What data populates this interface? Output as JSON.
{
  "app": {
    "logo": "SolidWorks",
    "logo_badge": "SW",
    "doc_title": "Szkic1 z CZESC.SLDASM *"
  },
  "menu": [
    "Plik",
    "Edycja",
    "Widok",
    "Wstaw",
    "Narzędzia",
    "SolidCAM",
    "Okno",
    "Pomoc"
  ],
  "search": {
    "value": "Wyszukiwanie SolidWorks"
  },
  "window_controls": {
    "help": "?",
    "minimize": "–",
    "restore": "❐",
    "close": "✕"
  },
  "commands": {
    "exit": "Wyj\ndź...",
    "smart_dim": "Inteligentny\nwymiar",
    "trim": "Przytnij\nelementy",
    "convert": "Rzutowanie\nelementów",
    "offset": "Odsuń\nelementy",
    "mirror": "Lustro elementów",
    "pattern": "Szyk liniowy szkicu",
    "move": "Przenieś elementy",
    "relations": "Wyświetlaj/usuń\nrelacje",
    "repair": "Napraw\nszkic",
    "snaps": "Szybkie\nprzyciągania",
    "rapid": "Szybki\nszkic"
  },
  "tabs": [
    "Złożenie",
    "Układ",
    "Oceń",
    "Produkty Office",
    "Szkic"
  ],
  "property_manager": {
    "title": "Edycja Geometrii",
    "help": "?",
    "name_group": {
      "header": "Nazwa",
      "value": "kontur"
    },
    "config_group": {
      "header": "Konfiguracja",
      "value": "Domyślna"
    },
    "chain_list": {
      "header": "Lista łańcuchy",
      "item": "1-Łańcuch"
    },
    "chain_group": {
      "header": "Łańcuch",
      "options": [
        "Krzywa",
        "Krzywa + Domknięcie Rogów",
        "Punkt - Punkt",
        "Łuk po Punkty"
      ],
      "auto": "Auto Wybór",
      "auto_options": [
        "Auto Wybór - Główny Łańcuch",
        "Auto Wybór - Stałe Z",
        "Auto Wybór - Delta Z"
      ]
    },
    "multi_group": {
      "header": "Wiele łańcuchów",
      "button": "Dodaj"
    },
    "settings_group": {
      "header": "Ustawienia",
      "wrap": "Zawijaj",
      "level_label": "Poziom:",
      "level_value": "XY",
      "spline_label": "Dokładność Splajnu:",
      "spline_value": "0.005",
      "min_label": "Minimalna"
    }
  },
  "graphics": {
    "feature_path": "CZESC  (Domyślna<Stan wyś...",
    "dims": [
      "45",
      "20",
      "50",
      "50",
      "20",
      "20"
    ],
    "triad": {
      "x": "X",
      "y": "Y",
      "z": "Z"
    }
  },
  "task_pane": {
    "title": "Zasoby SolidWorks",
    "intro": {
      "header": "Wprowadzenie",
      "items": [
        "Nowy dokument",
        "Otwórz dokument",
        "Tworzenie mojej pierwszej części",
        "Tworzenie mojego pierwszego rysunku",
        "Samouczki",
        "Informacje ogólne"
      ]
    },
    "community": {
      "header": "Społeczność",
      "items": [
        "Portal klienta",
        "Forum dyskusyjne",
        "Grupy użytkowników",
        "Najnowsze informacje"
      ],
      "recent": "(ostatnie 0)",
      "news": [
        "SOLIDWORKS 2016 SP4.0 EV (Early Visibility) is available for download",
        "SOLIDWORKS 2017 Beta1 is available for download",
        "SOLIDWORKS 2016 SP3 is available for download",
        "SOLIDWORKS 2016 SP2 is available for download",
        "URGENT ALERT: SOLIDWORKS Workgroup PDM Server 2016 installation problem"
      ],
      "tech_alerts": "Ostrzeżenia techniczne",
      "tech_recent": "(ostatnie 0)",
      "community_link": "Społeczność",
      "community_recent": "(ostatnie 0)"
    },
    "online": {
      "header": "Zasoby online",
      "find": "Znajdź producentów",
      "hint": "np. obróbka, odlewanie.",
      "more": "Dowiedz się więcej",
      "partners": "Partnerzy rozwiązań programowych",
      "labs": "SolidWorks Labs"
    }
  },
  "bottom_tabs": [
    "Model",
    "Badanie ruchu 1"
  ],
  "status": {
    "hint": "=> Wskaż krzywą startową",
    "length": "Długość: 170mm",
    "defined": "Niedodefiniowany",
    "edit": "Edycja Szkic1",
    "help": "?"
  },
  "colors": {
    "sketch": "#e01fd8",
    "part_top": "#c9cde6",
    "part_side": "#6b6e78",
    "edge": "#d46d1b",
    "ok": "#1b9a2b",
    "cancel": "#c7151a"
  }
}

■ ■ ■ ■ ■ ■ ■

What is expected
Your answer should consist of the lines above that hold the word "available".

Exercise output
        "SOLIDWORKS 2016 SP4.0 EV (Early Visibility) is available for download",
        "SOLIDWORKS 2017 Beta1 is available for download",
        "SOLIDWORKS 2016 SP3 is available for download",
        "SOLIDWORKS 2016 SP2 is available for download",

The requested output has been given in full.